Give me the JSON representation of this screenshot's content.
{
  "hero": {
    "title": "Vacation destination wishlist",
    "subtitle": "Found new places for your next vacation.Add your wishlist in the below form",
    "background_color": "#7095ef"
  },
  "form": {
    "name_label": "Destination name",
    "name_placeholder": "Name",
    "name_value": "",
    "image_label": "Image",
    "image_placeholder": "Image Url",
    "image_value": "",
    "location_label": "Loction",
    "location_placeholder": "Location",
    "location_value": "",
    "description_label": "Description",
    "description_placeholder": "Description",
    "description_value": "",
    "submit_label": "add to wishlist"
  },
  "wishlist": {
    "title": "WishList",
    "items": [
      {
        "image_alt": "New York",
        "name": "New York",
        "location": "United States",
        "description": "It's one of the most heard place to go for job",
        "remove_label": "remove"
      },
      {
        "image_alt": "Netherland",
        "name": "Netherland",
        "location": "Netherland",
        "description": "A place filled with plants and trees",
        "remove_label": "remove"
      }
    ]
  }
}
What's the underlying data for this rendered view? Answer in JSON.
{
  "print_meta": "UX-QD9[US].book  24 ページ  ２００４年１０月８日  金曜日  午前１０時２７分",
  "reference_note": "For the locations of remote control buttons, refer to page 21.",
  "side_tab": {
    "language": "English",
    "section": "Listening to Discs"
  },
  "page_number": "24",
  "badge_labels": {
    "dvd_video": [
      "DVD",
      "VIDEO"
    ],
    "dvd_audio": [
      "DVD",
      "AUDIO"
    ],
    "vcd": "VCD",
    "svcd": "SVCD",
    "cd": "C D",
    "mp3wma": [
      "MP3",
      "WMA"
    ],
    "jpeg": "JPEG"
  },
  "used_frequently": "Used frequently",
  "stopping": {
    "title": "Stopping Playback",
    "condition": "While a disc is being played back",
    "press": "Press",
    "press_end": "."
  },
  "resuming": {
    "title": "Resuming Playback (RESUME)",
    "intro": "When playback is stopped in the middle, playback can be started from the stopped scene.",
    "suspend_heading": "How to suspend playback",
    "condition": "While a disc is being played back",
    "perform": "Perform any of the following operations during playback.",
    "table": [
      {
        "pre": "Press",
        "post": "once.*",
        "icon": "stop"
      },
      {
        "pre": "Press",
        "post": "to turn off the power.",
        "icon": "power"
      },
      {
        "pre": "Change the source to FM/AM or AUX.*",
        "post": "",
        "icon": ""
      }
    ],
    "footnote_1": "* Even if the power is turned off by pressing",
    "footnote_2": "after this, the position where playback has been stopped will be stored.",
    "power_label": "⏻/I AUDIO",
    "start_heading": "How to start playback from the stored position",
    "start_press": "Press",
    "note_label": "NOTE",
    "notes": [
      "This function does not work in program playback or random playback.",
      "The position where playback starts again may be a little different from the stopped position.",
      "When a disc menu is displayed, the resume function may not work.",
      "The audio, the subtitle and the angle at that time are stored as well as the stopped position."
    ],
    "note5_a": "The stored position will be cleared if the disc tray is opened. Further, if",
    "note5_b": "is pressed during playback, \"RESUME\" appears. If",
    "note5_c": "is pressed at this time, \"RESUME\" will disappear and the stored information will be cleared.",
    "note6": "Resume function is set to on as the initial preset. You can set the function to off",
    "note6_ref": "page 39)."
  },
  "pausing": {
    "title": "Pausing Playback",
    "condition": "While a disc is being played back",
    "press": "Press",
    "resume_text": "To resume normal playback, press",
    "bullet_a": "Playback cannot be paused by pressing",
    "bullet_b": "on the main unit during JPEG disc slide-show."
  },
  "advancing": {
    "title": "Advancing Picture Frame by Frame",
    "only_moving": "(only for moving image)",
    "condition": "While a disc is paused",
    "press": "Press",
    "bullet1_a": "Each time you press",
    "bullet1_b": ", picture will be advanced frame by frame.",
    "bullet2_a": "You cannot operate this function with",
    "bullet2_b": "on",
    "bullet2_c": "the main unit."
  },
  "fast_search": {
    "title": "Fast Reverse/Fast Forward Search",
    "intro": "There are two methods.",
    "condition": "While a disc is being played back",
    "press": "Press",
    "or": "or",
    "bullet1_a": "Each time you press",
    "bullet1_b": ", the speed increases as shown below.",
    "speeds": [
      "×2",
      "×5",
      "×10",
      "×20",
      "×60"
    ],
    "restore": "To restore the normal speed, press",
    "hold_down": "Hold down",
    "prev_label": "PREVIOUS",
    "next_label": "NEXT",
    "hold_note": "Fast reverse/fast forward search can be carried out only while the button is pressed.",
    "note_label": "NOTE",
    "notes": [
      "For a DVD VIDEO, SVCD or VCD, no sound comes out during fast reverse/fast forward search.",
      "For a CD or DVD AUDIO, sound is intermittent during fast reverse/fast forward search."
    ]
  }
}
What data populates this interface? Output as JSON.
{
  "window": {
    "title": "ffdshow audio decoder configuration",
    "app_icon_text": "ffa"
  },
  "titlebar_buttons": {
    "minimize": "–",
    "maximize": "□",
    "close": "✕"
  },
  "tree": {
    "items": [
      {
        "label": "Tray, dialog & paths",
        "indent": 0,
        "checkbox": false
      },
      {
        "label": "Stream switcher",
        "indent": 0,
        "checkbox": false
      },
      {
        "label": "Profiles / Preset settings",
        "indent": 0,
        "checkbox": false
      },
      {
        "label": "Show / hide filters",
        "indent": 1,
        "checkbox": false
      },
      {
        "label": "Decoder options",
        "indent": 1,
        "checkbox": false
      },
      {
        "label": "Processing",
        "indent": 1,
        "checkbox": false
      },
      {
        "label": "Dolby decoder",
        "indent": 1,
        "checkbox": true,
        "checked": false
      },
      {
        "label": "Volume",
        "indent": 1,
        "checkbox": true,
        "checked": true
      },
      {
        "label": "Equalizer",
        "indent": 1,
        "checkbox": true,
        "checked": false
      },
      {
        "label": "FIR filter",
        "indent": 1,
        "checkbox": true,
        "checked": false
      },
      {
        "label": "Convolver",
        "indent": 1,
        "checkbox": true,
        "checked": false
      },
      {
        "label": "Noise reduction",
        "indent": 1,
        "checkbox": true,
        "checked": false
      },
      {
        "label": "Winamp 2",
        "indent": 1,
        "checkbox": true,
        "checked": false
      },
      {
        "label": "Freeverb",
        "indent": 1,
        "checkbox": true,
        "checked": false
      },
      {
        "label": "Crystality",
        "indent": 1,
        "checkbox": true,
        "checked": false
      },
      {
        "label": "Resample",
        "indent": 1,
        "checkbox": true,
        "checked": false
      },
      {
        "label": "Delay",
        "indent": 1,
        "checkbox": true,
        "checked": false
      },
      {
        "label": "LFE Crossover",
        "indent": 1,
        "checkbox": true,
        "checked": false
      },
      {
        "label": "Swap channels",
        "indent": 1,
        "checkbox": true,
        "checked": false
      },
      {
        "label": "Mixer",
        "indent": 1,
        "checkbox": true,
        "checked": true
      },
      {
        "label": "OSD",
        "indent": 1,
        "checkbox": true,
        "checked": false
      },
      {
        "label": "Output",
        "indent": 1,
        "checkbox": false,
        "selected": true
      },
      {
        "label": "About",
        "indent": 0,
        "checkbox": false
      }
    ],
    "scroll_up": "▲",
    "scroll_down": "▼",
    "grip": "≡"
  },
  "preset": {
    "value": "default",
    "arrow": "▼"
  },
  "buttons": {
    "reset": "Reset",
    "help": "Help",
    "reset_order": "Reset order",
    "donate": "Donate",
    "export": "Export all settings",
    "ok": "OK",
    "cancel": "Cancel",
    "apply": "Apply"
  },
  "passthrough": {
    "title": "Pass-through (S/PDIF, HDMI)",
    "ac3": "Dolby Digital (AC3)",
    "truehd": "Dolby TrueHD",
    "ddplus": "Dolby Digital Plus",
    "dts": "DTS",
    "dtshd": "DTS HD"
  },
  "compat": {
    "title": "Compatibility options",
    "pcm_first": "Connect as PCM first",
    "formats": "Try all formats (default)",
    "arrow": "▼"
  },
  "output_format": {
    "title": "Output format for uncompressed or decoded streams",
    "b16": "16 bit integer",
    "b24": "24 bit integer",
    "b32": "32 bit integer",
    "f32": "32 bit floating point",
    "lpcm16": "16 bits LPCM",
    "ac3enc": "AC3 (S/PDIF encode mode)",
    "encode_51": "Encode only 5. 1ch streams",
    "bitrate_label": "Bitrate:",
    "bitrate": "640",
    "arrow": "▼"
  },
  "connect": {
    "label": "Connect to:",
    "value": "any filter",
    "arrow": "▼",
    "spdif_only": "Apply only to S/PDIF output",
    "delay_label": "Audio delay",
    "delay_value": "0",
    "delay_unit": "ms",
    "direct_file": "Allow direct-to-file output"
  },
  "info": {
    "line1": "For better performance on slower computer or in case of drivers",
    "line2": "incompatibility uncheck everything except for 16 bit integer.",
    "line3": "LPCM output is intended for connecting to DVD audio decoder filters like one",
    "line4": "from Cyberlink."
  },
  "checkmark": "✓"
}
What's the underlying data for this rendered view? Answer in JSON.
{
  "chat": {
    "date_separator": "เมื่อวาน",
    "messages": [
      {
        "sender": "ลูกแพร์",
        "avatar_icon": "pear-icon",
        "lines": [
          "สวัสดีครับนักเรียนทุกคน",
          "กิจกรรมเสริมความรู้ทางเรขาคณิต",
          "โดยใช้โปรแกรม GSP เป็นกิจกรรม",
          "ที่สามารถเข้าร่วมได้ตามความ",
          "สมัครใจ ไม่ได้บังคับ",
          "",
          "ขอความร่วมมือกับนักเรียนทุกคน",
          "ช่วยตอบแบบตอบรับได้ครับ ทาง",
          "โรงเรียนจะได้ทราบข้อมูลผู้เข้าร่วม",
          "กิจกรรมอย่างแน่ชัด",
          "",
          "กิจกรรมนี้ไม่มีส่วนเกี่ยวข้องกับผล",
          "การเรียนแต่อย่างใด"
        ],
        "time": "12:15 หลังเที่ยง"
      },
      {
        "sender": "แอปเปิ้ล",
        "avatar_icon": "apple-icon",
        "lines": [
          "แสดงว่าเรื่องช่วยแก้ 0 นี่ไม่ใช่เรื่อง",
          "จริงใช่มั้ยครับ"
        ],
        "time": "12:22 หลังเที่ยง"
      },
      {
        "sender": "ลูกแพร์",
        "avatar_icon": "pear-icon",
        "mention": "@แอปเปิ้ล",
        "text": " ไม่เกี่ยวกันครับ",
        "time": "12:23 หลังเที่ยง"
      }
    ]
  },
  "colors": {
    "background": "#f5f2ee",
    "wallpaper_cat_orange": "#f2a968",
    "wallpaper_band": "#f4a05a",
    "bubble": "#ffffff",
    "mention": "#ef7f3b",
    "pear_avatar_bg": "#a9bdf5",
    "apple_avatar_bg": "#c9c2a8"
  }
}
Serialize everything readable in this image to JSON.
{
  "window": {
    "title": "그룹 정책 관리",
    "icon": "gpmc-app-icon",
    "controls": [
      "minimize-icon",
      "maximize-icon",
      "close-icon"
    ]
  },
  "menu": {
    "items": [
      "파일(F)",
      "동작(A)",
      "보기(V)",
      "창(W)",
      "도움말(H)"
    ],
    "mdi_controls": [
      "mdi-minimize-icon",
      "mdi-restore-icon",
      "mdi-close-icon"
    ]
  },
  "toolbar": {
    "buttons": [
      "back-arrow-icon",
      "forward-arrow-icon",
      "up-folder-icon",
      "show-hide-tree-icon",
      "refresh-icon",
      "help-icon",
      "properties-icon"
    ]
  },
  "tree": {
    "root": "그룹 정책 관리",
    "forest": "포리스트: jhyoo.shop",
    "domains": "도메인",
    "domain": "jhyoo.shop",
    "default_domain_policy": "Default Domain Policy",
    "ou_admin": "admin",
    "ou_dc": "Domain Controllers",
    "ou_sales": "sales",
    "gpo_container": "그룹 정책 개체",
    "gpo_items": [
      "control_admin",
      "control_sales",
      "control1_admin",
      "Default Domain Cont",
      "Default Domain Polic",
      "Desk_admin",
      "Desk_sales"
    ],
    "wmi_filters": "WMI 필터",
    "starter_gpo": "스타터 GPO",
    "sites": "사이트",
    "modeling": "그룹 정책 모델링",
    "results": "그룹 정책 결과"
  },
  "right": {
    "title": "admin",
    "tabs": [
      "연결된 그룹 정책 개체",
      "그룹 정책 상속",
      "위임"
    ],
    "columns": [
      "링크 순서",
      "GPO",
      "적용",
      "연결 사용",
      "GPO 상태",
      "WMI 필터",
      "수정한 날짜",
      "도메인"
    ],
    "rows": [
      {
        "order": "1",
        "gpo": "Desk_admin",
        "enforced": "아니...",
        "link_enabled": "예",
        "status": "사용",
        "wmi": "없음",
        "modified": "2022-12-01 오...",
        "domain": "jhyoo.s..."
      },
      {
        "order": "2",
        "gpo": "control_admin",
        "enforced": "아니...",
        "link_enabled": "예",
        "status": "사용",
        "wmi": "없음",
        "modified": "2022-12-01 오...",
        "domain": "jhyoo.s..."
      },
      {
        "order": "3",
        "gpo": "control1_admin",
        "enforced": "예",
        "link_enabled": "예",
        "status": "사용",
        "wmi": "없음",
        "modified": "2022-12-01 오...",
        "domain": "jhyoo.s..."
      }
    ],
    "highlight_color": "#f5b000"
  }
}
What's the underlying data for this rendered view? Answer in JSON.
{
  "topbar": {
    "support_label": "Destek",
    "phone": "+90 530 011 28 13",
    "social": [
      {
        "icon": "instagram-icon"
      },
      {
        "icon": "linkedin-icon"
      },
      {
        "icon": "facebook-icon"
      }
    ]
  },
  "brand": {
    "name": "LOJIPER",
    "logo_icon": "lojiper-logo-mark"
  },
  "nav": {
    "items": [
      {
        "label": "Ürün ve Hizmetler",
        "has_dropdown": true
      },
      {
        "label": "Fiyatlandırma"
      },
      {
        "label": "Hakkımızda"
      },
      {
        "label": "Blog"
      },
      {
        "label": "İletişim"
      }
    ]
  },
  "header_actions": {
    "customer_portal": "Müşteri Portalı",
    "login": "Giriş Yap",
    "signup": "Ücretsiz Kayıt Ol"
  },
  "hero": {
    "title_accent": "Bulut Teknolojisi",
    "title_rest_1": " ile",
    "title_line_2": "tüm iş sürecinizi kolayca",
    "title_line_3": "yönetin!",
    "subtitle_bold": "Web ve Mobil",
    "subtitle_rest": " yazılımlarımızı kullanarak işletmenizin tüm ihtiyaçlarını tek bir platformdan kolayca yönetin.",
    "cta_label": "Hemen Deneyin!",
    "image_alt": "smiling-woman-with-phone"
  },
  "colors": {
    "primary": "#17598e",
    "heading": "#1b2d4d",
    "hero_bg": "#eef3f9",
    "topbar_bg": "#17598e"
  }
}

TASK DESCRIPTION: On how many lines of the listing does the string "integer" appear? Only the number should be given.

REPLY: 4